Your copy should hold every record verbatim and none of the pictures.

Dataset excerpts
↓↓↓

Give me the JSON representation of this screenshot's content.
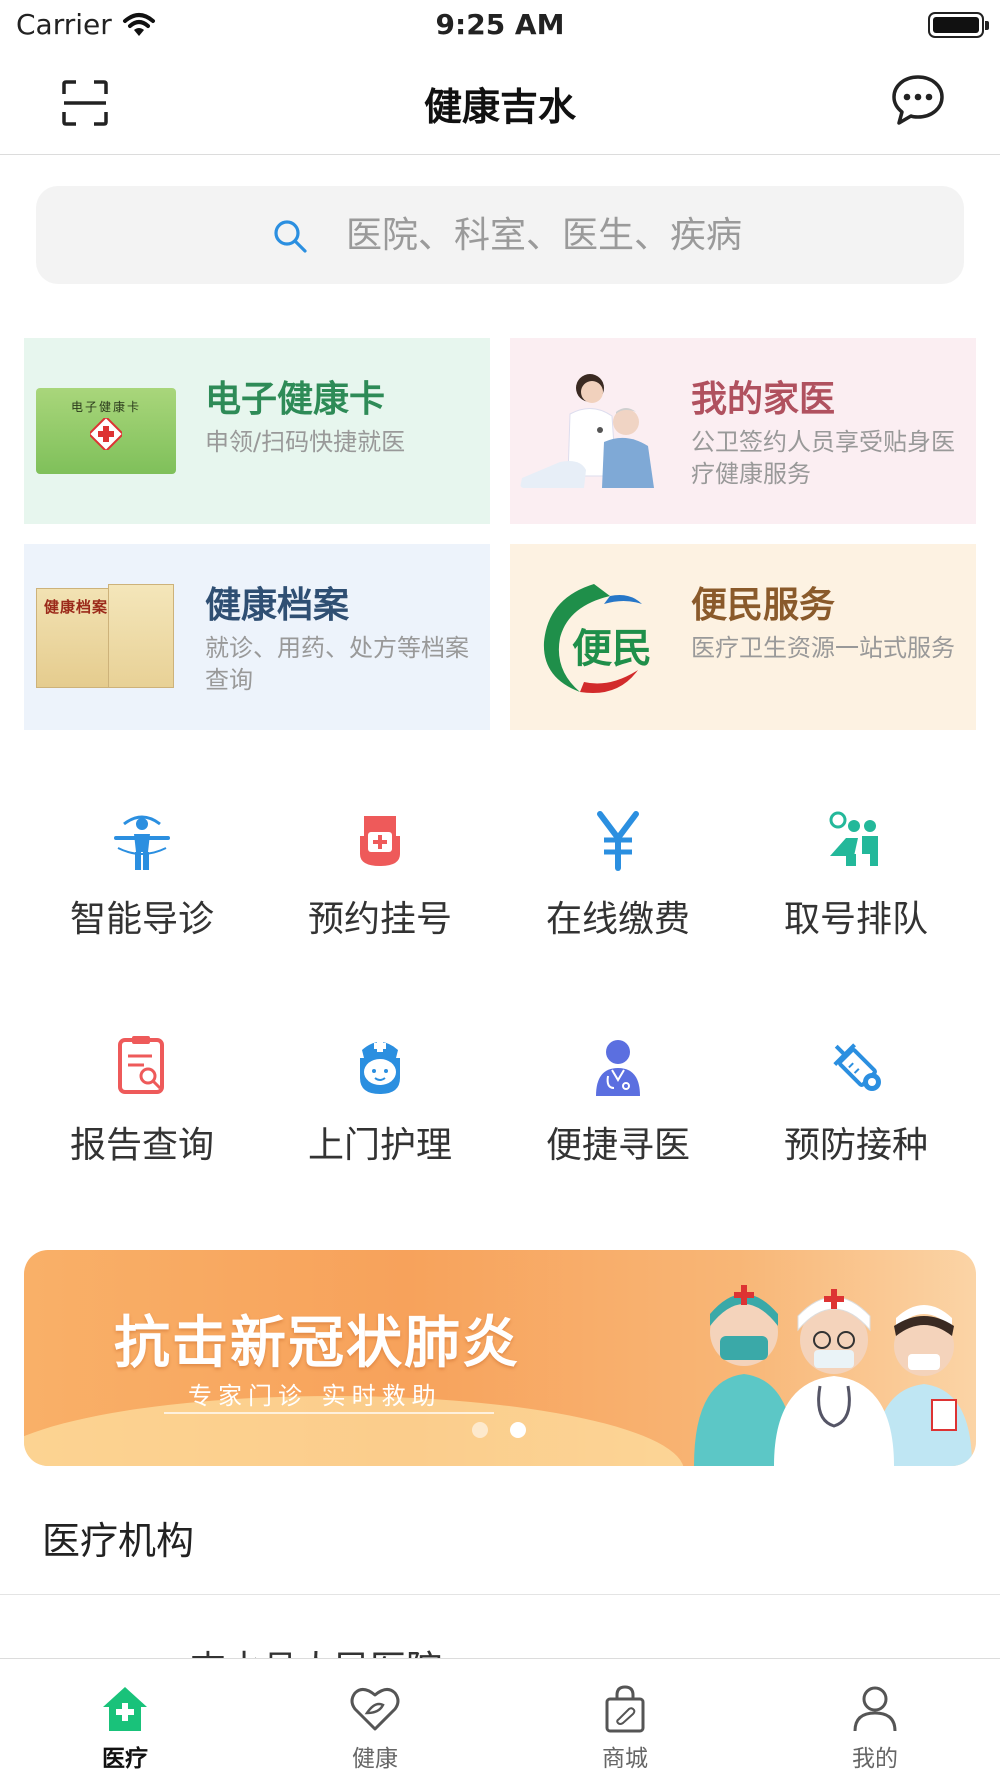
{
  "status_bar": {
    "carrier": "Carrier",
    "time": "9:25 AM"
  },
  "nav": {
    "title": "健康吉水"
  },
  "search": {
    "placeholder": "医院、科室、医生、疾病"
  },
  "cards": [
    {
      "title": "电子健康卡",
      "desc": "申领/扫码快捷就医",
      "title_color": "#2e8b57",
      "bg": "#e7f6ee",
      "card_text": "电子健康卡"
    },
    {
      "title": "我的家医",
      "desc": "公卫签约人员享受贴身医疗健康服务",
      "title_color": "#b0515f",
      "bg": "#fbeef2"
    },
    {
      "title": "健康档案",
      "desc": "就诊、用药、处方等档案查询",
      "title_color": "#2f4f73",
      "bg": "#edf3fb",
      "folder_text": "健康档案"
    },
    {
      "title": "便民服务",
      "desc": "医疗卫生资源一站式服务",
      "title_color": "#8a5a2b",
      "bg": "#fdf2e2",
      "logo_text": "便民"
    }
  ],
  "services": [
    {
      "label": "智能导诊",
      "icon": "body-guide-icon",
      "color": "#2b8fe0"
    },
    {
      "label": "预约挂号",
      "icon": "hand-register-icon",
      "color": "#ee5a5a"
    },
    {
      "label": "在线缴费",
      "icon": "yuan-payment-icon",
      "color": "#2b8fe0"
    },
    {
      "label": "取号排队",
      "icon": "queue-icon",
      "color": "#23b89a"
    },
    {
      "label": "报告查询",
      "icon": "report-search-icon",
      "color": "#ee5a5a"
    },
    {
      "label": "上门护理",
      "icon": "nurse-icon",
      "color": "#2b8fe0"
    },
    {
      "label": "便捷寻医",
      "icon": "doctor-icon",
      "color": "#5b6fe0"
    },
    {
      "label": "预防接种",
      "icon": "vaccine-icon",
      "color": "#2b8fe0"
    }
  ],
  "banner": {
    "title": "抗击新冠状肺炎",
    "subtitle": "专家门诊  实时救助",
    "slide_count": 2,
    "active_slide": 1
  },
  "section": {
    "title": "医疗机构",
    "first_item_peek": "吉水县人民医院"
  },
  "tabs": [
    {
      "label": "医疗",
      "icon": "medical-home-icon",
      "active": true
    },
    {
      "label": "健康",
      "icon": "heart-icon",
      "active": false
    },
    {
      "label": "商城",
      "icon": "shopping-bag-icon",
      "active": false
    },
    {
      "label": "我的",
      "icon": "user-icon",
      "active": false
    }
  ],
  "colors": {
    "accent_green": "#19c27a",
    "accent_blue": "#2b8fe0"
  }
}
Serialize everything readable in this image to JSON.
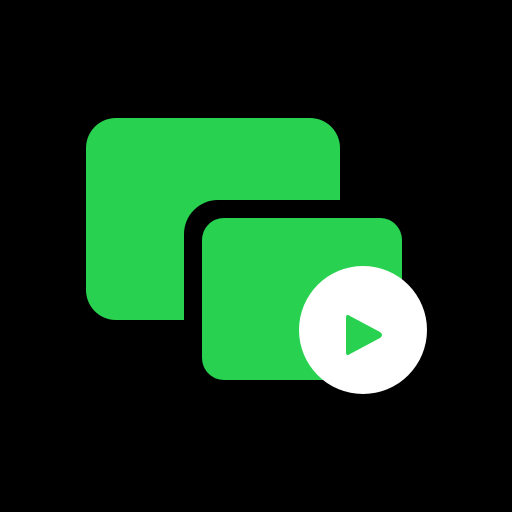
{
  "icon": {
    "name": "picture-in-picture-play-icon",
    "background_color": "#000000",
    "window_color": "#28D250",
    "badge_color": "#FFFFFF",
    "play_color": "#28D250"
  }
}
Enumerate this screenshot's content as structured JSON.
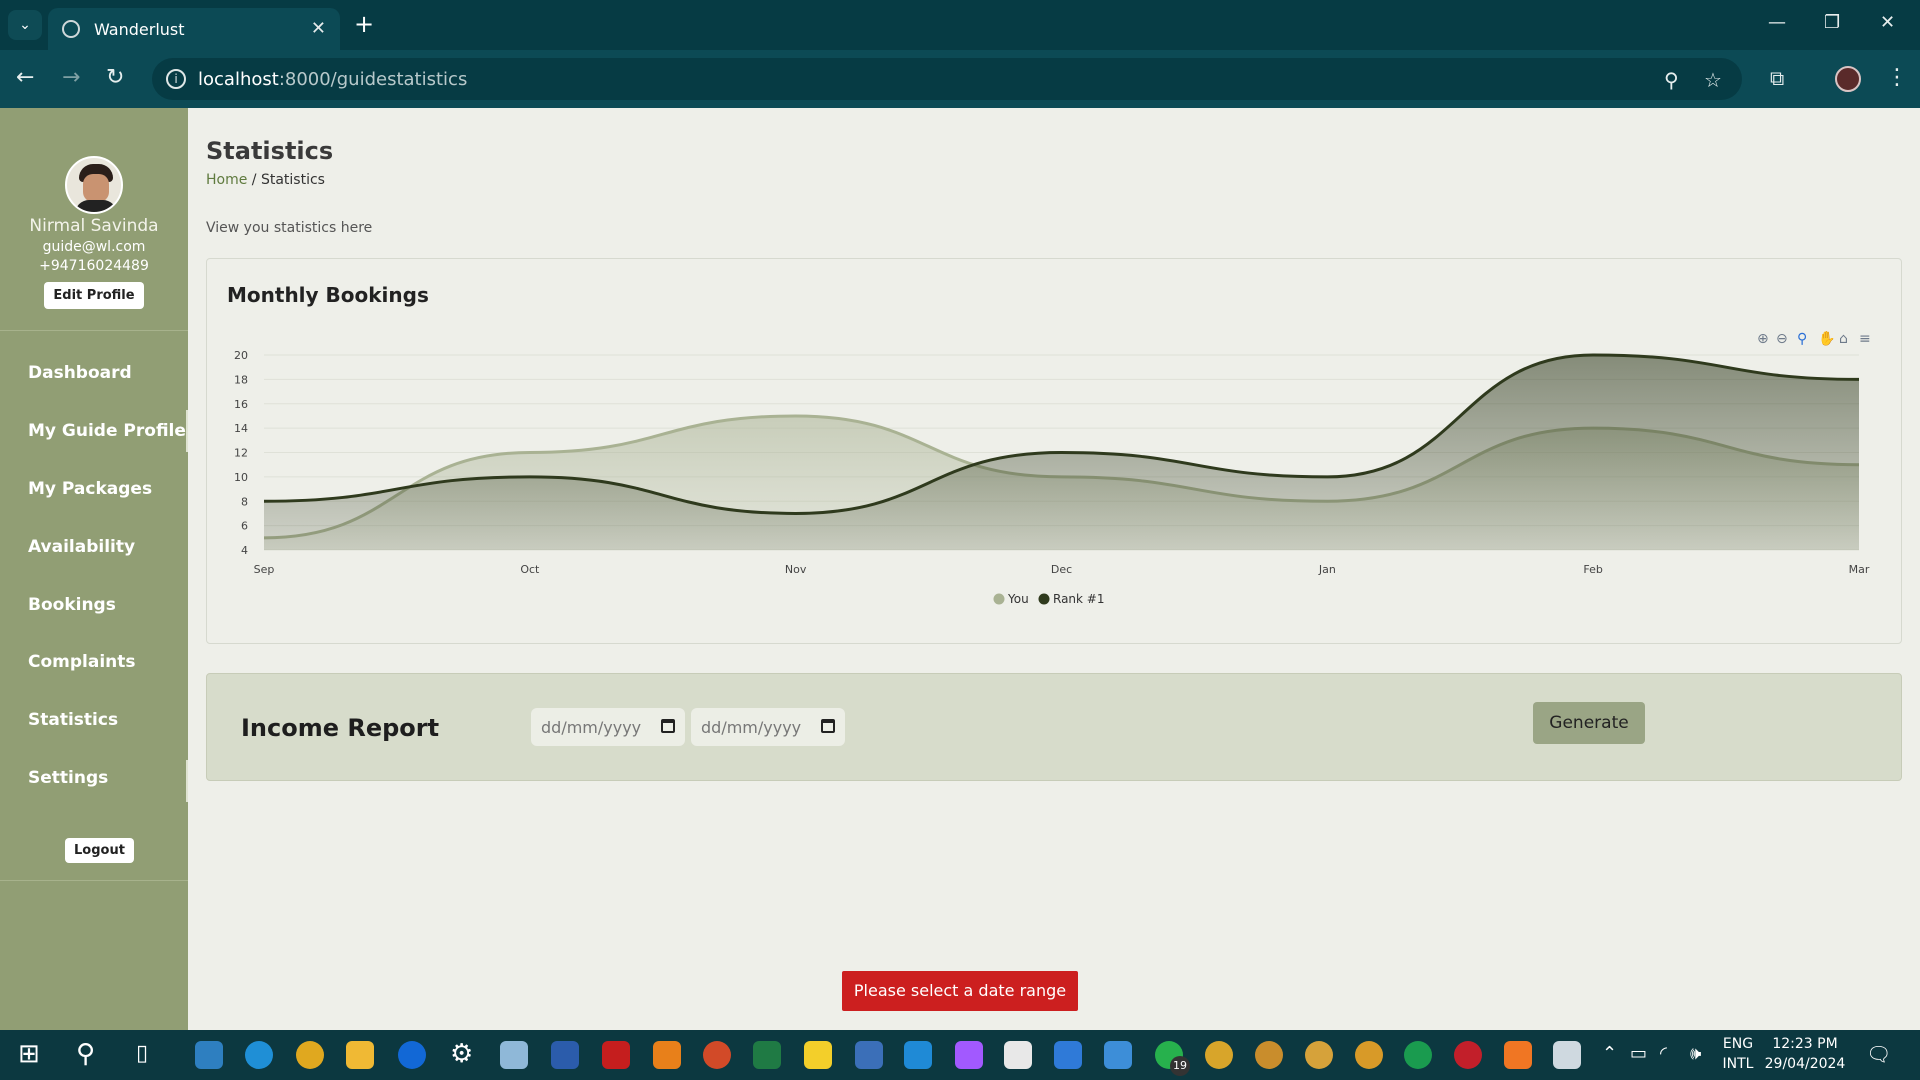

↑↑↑

**Solved problem**.
Give me the JSON representation of this screenshot's content.
{
  "status_bar": {
    "carrier": "Carrier",
    "time": "9:25 AM"
  },
  "nav": {
    "title": "健康吉水"
  },
  "search": {
    "placeholder": "医院、科室、医生、疾病"
  },
  "cards": [
    {
      "title": "电子健康卡",
      "desc": "申领/扫码快捷就医",
      "title_color": "#2e8b57",
      "bg": "#e7f6ee",
      "card_text": "电子健康卡"
    },
    {
      "title": "我的家医",
      "desc": "公卫签约人员享受贴身医疗健康服务",
      "title_color": "#b0515f",
      "bg": "#fbeef2"
    },
    {
      "title": "健康档案",
      "desc": "就诊、用药、处方等档案查询",
      "title_color": "#2f4f73",
      "bg": "#edf3fb",
      "folder_text": "健康档案"
    },
    {
      "title": "便民服务",
      "desc": "医疗卫生资源一站式服务",
      "title_color": "#8a5a2b",
      "bg": "#fdf2e2",
      "logo_text": "便民"
    }
  ],
  "services": [
    {
      "label": "智能导诊",
      "icon": "body-guide-icon",
      "color": "#2b8fe0"
    },
    {
      "label": "预约挂号",
      "icon": "hand-register-icon",
      "color": "#ee5a5a"
    },
    {
      "label": "在线缴费",
      "icon": "yuan-payment-icon",
      "color": "#2b8fe0"
    },
    {
      "label": "取号排队",
      "icon": "queue-icon",
      "color": "#23b89a"
    },
    {
      "label": "报告查询",
      "icon": "report-search-icon",
      "color": "#ee5a5a"
    },
    {
      "label": "上门护理",
      "icon": "nurse-icon",
      "color": "#2b8fe0"
    },
    {
      "label": "便捷寻医",
      "icon": "doctor-icon",
      "color": "#5b6fe0"
    },
    {
      "label": "预防接种",
      "icon": "vaccine-icon",
      "color": "#2b8fe0"
    }
  ],
  "banner": {
    "title": "抗击新冠状肺炎",
    "subtitle": "专家门诊  实时救助",
    "slide_count": 2,
    "active_slide": 1
  },
  "section": {
    "title": "医疗机构",
    "first_item_peek": "吉水县人民医院"
  },
  "tabs": [
    {
      "label": "医疗",
      "icon": "medical-home-icon",
      "active": true
    },
    {
      "label": "健康",
      "icon": "heart-icon",
      "active": false
    },
    {
      "label": "商城",
      "icon": "shopping-bag-icon",
      "active": false
    },
    {
      "label": "我的",
      "icon": "user-icon",
      "active": false
    }
  ],
  "colors": {
    "accent_green": "#19c27a",
    "accent_blue": "#2b8fe0"
  }
}
Serialize everything readable in this image to JSON.
{
  "icon": {
    "name": "picture-in-picture-play-icon",
    "background_color": "#000000",
    "window_color": "#28D250",
    "badge_color": "#FFFFFF",
    "play_color": "#28D250"
  }
}
Enumerate this screenshot's content as structured JSON.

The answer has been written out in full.